* _REQUIRED WORK_
Your job is to write out each record exactly, leaving none out.

BEGIN PROVIDED MATERIAL

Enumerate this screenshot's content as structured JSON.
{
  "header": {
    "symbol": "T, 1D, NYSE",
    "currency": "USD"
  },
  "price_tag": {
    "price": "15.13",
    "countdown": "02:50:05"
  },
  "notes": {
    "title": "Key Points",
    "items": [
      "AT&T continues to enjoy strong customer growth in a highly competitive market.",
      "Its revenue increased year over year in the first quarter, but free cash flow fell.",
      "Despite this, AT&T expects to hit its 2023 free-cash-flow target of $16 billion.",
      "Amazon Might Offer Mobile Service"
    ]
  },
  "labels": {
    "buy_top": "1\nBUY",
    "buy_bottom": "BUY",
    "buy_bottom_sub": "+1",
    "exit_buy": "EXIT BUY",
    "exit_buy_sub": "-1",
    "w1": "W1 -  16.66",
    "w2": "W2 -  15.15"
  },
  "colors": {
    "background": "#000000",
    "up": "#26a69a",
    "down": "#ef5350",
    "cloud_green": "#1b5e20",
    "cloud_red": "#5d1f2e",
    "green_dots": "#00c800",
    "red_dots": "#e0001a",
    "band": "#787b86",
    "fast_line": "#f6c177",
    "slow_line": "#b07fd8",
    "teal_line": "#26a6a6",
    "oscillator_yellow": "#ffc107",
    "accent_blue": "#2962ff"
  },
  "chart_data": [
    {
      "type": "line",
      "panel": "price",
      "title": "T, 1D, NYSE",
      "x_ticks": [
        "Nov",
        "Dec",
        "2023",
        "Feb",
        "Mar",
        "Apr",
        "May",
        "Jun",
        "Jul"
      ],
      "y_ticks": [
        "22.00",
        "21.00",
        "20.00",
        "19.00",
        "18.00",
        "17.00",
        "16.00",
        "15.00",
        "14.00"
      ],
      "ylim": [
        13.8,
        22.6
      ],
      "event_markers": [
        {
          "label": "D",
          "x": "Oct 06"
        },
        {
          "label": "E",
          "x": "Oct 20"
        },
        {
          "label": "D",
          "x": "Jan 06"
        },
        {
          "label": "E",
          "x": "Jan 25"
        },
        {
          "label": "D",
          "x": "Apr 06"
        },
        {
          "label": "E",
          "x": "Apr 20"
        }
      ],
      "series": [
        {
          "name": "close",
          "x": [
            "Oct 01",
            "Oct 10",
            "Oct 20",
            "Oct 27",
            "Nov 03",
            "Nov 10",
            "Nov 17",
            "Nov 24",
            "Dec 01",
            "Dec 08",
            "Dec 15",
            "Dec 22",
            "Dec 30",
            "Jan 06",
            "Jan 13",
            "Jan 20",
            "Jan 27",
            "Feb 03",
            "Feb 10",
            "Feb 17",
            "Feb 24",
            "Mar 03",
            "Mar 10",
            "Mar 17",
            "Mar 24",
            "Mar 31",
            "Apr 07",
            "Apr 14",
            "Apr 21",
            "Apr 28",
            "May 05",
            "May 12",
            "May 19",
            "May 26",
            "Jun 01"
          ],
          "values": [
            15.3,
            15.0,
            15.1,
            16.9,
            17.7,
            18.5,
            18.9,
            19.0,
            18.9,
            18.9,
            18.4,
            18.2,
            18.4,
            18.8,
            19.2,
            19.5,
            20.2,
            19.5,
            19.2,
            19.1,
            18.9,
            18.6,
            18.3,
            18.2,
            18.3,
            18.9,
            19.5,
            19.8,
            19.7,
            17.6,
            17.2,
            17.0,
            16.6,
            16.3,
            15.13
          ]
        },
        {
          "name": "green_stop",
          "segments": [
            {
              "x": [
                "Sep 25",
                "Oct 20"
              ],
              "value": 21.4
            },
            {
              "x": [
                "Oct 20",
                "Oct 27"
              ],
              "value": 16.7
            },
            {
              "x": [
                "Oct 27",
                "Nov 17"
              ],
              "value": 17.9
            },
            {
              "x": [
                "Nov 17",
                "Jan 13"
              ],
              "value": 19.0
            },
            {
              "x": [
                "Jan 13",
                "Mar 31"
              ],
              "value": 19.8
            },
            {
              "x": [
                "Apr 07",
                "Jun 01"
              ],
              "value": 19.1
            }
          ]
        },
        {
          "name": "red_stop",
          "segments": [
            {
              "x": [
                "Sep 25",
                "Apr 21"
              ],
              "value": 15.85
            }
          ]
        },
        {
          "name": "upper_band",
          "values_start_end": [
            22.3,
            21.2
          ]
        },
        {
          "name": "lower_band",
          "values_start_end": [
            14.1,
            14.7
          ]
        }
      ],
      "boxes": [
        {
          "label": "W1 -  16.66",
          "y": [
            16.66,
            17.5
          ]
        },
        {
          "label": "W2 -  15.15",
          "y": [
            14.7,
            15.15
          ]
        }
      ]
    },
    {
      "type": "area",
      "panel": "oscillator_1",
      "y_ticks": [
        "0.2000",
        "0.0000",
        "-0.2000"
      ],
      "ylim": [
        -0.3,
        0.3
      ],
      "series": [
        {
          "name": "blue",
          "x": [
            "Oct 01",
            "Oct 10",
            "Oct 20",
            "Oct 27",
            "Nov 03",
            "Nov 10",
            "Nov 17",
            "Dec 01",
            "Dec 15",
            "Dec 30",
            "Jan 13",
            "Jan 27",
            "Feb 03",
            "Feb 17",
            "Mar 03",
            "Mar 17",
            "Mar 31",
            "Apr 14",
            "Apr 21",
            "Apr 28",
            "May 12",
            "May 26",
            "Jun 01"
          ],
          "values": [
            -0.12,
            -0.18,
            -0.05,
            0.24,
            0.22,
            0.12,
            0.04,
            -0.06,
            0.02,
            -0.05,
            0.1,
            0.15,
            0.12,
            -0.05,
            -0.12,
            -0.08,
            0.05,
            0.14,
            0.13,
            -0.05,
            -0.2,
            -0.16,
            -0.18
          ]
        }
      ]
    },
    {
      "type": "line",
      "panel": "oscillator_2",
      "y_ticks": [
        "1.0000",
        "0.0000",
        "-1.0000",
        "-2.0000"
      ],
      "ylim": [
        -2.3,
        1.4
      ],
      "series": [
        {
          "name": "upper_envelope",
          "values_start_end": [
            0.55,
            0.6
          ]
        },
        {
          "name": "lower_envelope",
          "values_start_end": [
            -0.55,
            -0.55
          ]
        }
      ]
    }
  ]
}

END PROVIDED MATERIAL

* _ANSWER_
Enumerate this screenshot's content as structured JSON.
{
  "header": {
    "symbol": "T, 1D, NYSE",
    "currency": "USD"
  },
  "price_tag": {
    "price": "15.13",
    "countdown": "02:50:05"
  },
  "notes": {
    "title": "Key Points",
    "items": [
      "AT&T continues to enjoy strong customer growth in a highly competitive market.",
      "Its revenue increased year over year in the first quarter, but free cash flow fell.",
      "Despite this, AT&T expects to hit its 2023 free-cash-flow target of $16 billion.",
      "Amazon Might Offer Mobile Service"
    ]
  },
  "labels": {
    "buy_top": "1\nBUY",
    "buy_bottom": "BUY",
    "buy_bottom_sub": "+1",
    "exit_buy": "EXIT BUY",
    "exit_buy_sub": "-1",
    "w1": "W1 -  16.66",
    "w2": "W2 -  15.15"
  },
  "colors": {
    "background": "#000000",
    "up": "#26a69a",
    "down": "#ef5350",
    "cloud_green": "#1b5e20",
    "cloud_red": "#5d1f2e",
    "green_dots": "#00c800",
    "red_dots": "#e0001a",
    "band": "#787b86",
    "fast_line": "#f6c177",
    "slow_line": "#b07fd8",
    "teal_line": "#26a6a6",
    "oscillator_yellow": "#ffc107",
    "accent_blue": "#2962ff"
  },
  "chart_data": [
    {
      "type": "line",
      "panel": "price",
      "title": "T, 1D, NYSE",
      "x_ticks": [
        "Nov",
        "Dec",
        "2023",
        "Feb",
        "Mar",
        "Apr",
        "May",
        "Jun",
        "Jul"
      ],
      "y_ticks": [
        "22.00",
        "21.00",
        "20.00",
        "19.00",
        "18.00",
        "17.00",
        "16.00",
        "15.00",
        "14.00"
      ],
      "ylim": [
        13.8,
        22.6
      ],
      "event_markers": [
        {
          "label": "D",
          "x": "Oct 06"
        },
        {
          "label": "E",
          "x": "Oct 20"
        },
        {
          "label": "D",
          "x": "Jan 06"
        },
        {
          "label": "E",
          "x": "Jan 25"
        },
        {
          "label": "D",
          "x": "Apr 06"
        },
        {
          "label": "E",
          "x": "Apr 20"
        }
      ],
      "series": [
        {
          "name": "close",
          "x": [
            "Oct 01",
            "Oct 10",
            "Oct 20",
            "Oct 27",
            "Nov 03",
            "Nov 10",
            "Nov 17",
            "Nov 24",
            "Dec 01",
            "Dec 08",
            "Dec 15",
            "Dec 22",
            "Dec 30",
            "Jan 06",
            "Jan 13",
            "Jan 20",
            "Jan 27",
            "Feb 03",
            "Feb 10",
            "Feb 17",
            "Feb 24",
            "Mar 03",
            "Mar 10",
            "Mar 17",
            "Mar 24",
            "Mar 31",
            "Apr 07",
            "Apr 14",
            "Apr 21",
            "Apr 28",
            "May 05",
            "May 12",
            "May 19",
            "May 26",
            "Jun 01"
          ],
          "values": [
            15.3,
            15.0,
            15.1,
            16.9,
            17.7,
            18.5,
            18.9,
            19.0,
            18.9,
            18.9,
            18.4,
            18.2,
            18.4,
            18.8,
            19.2,
            19.5,
            20.2,
            19.5,
            19.2,
            19.1,
            18.9,
            18.6,
            18.3,
            18.2,
            18.3,
            18.9,
            19.5,
            19.8,
            19.7,
            17.6,
            17.2,
            17.0,
            16.6,
            16.3,
            15.13
          ]
        },
        {
          "name": "green_stop",
          "segments": [
            {
              "x": [
                "Sep 25",
                "Oct 20"
              ],
              "value": 21.4
            },
            {
              "x": [
                "Oct 20",
                "Oct 27"
              ],
              "value": 16.7
            },
            {
              "x": [
                "Oct 27",
                "Nov 17"
              ],
              "value": 17.9
            },
            {
              "x": [
                "Nov 17",
                "Jan 13"
              ],
              "value": 19.0
            },
            {
              "x": [
                "Jan 13",
                "Mar 31"
              ],
              "value": 19.8
            },
            {
              "x": [
                "Apr 07",
                "Jun 01"
              ],
              "value": 19.1
            }
          ]
        },
        {
          "name": "red_stop",
          "segments": [
            {
              "x": [
                "Sep 25",
                "Apr 21"
              ],
              "value": 15.85
            }
          ]
        },
        {
          "name": "upper_band",
          "values_start_end": [
            22.3,
            21.2
          ]
        },
        {
          "name": "lower_band",
          "values_start_end": [
            14.1,
            14.7
          ]
        }
      ],
      "boxes": [
        {
          "label": "W1 -  16.66",
          "y": [
            16.66,
            17.5
          ]
        },
        {
          "label": "W2 -  15.15",
          "y": [
            14.7,
            15.15
          ]
        }
      ]
    },
    {
      "type": "area",
      "panel": "oscillator_1",
      "y_ticks": [
        "0.2000",
        "0.0000",
        "-0.2000"
      ],
      "ylim": [
        -0.3,
        0.3
      ],
      "series": [
        {
          "name": "blue",
          "x": [
            "Oct 01",
            "Oct 10",
            "Oct 20",
            "Oct 27",
            "Nov 03",
            "Nov 10",
            "Nov 17",
            "Dec 01",
            "Dec 15",
            "Dec 30",
            "Jan 13",
            "Jan 27",
            "Feb 03",
            "Feb 17",
            "Mar 03",
            "Mar 17",
            "Mar 31",
            "Apr 14",
            "Apr 21",
            "Apr 28",
            "May 12",
            "May 26",
            "Jun 01"
          ],
          "values": [
            -0.12,
            -0.18,
            -0.05,
            0.24,
            0.22,
            0.12,
            0.04,
            -0.06,
            0.02,
            -0.05,
            0.1,
            0.15,
            0.12,
            -0.05,
            -0.12,
            -0.08,
            0.05,
            0.14,
            0.13,
            -0.05,
            -0.2,
            -0.16,
            -0.18
          ]
        }
      ]
    },
    {
      "type": "line",
      "panel": "oscillator_2",
      "y_ticks": [
        "1.0000",
        "0.0000",
        "-1.0000",
        "-2.0000"
      ],
      "ylim": [
        -2.3,
        1.4
      ],
      "series": [
        {
          "name": "upper_envelope",
          "values_start_end": [
            0.55,
            0.6
          ]
        },
        {
          "name": "lower_envelope",
          "values_start_end": [
            -0.55,
            -0.55
          ]
        }
      ]
    }
  ]
}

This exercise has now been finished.